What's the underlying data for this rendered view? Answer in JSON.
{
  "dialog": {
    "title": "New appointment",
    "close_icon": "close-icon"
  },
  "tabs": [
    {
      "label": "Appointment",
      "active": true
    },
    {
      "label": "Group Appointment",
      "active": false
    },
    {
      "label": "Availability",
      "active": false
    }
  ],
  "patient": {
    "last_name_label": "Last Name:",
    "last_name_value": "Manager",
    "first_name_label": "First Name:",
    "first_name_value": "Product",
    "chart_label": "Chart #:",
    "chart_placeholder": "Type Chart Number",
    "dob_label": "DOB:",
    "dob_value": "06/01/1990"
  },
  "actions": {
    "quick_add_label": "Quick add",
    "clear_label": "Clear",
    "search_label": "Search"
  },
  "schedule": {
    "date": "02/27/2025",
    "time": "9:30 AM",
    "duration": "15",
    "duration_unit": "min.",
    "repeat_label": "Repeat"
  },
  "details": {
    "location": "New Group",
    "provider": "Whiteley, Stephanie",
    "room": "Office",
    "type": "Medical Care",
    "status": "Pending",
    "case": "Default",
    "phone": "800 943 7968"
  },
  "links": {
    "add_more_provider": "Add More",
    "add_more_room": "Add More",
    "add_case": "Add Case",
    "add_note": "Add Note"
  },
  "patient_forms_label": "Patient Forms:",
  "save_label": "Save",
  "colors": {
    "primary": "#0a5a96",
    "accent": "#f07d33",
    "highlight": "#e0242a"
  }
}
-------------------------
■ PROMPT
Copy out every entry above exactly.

■ SOLUTION FOR THIS PROBLEM
What's the underlying data for this rendered view? Answer in JSON.
{
  "dialog": {
    "title": "New appointment",
    "close_icon": "close-icon"
  },
  "tabs": [
    {
      "label": "Appointment",
      "active": true
    },
    {
      "label": "Group Appointment",
      "active": false
    },
    {
      "label": "Availability",
      "active": false
    }
  ],
  "patient": {
    "last_name_label": "Last Name:",
    "last_name_value": "Manager",
    "first_name_label": "First Name:",
    "first_name_value": "Product",
    "chart_label": "Chart #:",
    "chart_placeholder": "Type Chart Number",
    "dob_label": "DOB:",
    "dob_value": "06/01/1990"
  },
  "actions": {
    "quick_add_label": "Quick add",
    "clear_label": "Clear",
    "search_label": "Search"
  },
  "schedule": {
    "date": "02/27/2025",
    "time": "9:30 AM",
    "duration": "15",
    "duration_unit": "min.",
    "repeat_label": "Repeat"
  },
  "details": {
    "location": "New Group",
    "provider": "Whiteley, Stephanie",
    "room": "Office",
    "type": "Medical Care",
    "status": "Pending",
    "case": "Default",
    "phone": "800 943 7968"
  },
  "links": {
    "add_more_provider": "Add More",
    "add_more_room": "Add More",
    "add_case": "Add Case",
    "add_note": "Add Note"
  },
  "patient_forms_label": "Patient Forms:",
  "save_label": "Save",
  "colors": {
    "primary": "#0a5a96",
    "accent": "#f07d33",
    "highlight": "#e0242a"
  }
}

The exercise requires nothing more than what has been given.